■ Try it
If a line in the data has the string "Transfer", please show it.

(Dataset rows for apps and sites)
========

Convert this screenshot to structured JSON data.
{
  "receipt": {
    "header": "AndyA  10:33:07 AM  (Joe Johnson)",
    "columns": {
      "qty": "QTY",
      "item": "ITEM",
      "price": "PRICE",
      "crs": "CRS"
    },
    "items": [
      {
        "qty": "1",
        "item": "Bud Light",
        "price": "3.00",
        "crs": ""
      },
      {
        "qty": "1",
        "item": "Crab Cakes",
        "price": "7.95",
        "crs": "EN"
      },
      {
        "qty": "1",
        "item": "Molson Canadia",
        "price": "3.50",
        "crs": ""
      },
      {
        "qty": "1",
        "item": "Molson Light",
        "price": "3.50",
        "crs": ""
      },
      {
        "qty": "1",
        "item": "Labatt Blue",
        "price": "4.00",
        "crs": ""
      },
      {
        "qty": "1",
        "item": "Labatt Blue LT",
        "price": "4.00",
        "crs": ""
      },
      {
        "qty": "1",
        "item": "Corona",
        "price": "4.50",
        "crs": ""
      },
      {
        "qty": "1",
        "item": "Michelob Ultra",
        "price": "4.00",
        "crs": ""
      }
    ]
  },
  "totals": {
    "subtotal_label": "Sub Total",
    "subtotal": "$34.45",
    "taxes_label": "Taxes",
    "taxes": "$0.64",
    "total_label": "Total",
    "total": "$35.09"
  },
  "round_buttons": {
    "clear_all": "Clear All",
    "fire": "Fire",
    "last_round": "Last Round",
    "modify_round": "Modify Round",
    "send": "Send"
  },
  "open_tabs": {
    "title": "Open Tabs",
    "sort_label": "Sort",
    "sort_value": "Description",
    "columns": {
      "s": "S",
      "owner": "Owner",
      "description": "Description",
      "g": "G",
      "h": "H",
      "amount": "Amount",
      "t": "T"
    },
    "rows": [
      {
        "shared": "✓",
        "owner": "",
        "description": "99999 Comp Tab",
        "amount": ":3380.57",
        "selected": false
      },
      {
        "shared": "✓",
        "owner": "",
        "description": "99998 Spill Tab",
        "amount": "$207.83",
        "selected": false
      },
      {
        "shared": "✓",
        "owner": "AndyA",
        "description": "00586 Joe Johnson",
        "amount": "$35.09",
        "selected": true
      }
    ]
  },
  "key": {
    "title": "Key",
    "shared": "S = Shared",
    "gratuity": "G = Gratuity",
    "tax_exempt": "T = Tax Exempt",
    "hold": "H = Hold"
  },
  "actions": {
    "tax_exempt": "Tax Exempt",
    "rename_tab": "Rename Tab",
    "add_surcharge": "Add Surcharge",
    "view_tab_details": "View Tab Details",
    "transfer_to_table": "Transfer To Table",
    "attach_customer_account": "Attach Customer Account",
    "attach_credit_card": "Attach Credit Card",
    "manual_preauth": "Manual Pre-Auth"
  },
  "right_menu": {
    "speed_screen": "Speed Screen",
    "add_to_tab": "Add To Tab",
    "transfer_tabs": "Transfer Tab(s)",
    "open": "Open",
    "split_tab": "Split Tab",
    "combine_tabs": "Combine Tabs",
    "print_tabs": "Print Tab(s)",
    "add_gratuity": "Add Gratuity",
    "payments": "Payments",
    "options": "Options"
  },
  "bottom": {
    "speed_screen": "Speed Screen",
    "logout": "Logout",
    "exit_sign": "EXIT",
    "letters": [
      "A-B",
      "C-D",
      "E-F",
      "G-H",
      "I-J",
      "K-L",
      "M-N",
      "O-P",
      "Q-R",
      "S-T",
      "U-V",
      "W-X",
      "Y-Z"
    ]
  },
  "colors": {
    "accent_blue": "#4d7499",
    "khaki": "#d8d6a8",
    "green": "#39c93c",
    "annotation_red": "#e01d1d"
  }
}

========

■ Output
    "transfer_to_table": "Transfer To Table",
    "transfer_tabs": "Transfer Tab(s)",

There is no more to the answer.